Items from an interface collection
☆ ☆ ☆ ☆ ☆ ☆ ☆

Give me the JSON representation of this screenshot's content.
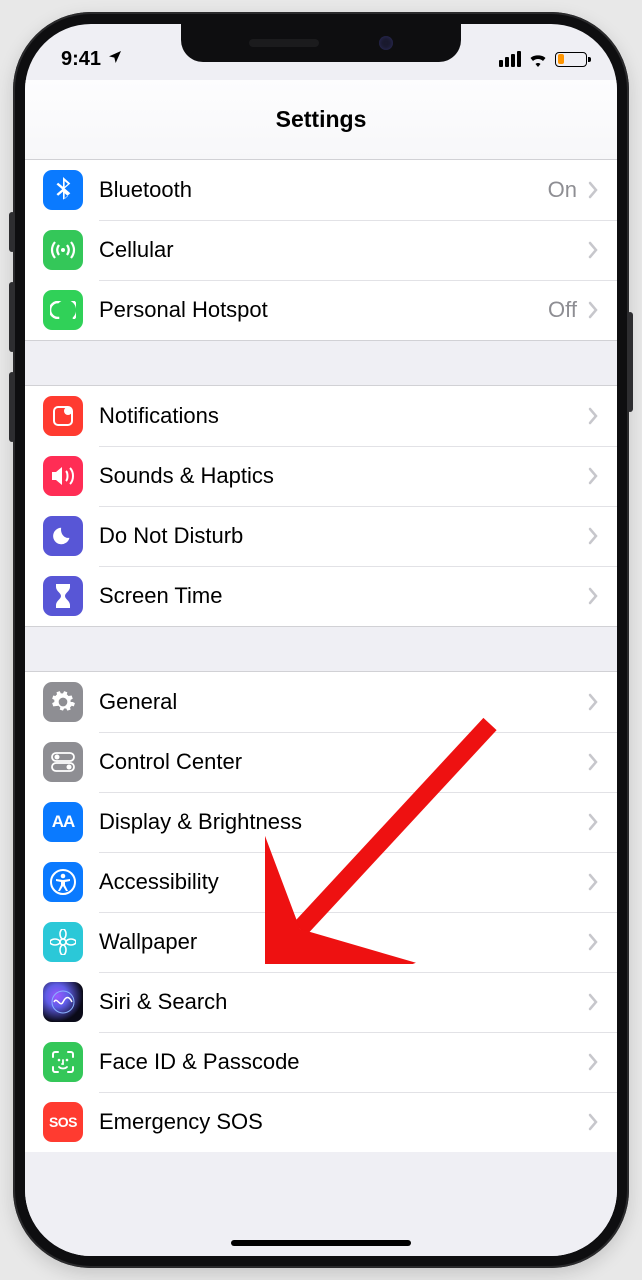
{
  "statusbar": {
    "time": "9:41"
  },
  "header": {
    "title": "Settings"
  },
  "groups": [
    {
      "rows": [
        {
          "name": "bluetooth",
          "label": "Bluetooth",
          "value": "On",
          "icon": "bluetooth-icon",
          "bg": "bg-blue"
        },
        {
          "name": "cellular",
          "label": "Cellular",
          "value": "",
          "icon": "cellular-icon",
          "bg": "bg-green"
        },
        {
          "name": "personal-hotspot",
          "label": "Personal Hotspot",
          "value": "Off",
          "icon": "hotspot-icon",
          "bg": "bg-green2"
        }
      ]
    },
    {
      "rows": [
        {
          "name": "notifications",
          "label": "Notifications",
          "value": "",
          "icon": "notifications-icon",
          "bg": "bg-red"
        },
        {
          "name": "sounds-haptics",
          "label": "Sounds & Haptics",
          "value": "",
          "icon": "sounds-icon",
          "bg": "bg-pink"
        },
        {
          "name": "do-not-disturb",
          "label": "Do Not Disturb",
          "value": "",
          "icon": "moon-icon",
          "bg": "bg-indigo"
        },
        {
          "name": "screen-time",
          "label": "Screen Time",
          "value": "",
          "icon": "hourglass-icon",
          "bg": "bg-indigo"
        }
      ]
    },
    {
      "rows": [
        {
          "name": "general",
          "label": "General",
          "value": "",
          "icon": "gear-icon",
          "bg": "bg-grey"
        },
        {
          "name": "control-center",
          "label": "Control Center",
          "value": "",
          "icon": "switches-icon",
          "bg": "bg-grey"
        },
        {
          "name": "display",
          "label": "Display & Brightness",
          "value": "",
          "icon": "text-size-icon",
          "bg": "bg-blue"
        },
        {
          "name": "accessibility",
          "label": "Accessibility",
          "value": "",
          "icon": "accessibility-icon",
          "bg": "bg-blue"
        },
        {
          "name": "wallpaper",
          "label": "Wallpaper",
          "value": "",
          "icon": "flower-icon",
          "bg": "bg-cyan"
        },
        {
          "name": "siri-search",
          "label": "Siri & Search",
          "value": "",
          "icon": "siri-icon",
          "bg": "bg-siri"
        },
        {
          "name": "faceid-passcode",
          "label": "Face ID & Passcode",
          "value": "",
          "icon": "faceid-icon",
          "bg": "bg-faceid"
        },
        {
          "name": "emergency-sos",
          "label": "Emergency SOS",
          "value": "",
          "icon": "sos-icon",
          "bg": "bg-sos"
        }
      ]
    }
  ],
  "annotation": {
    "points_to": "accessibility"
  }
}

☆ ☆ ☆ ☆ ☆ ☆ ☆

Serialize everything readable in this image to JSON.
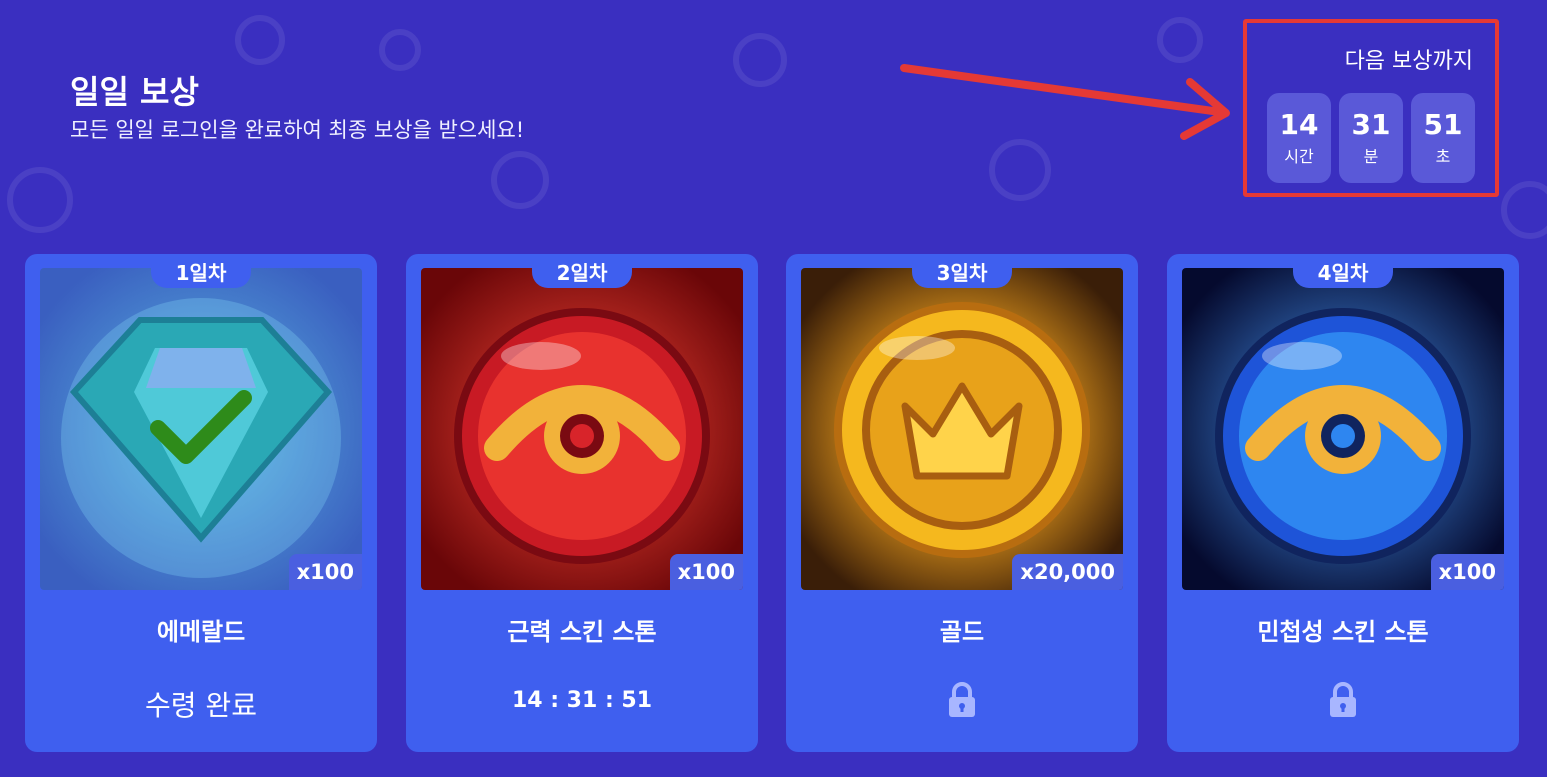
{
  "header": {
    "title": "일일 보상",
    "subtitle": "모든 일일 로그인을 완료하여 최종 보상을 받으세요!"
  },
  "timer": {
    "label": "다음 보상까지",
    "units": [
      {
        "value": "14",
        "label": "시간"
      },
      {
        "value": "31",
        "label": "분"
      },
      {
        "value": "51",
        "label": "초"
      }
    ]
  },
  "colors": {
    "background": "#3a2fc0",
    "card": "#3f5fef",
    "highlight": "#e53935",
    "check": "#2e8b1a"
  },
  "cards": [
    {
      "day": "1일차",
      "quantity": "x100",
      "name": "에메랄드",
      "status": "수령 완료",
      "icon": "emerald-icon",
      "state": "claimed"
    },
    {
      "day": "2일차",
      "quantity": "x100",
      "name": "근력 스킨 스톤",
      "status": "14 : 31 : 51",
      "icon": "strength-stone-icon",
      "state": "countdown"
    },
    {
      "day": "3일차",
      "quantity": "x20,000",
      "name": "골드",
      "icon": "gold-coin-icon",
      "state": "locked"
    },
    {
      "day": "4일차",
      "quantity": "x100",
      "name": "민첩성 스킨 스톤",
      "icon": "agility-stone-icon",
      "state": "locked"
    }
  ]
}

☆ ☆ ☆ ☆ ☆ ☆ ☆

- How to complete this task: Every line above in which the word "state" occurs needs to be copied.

- Task answer:
      "state": "claimed"
      "state": "countdown"
      "state": "locked"
      "state": "locked"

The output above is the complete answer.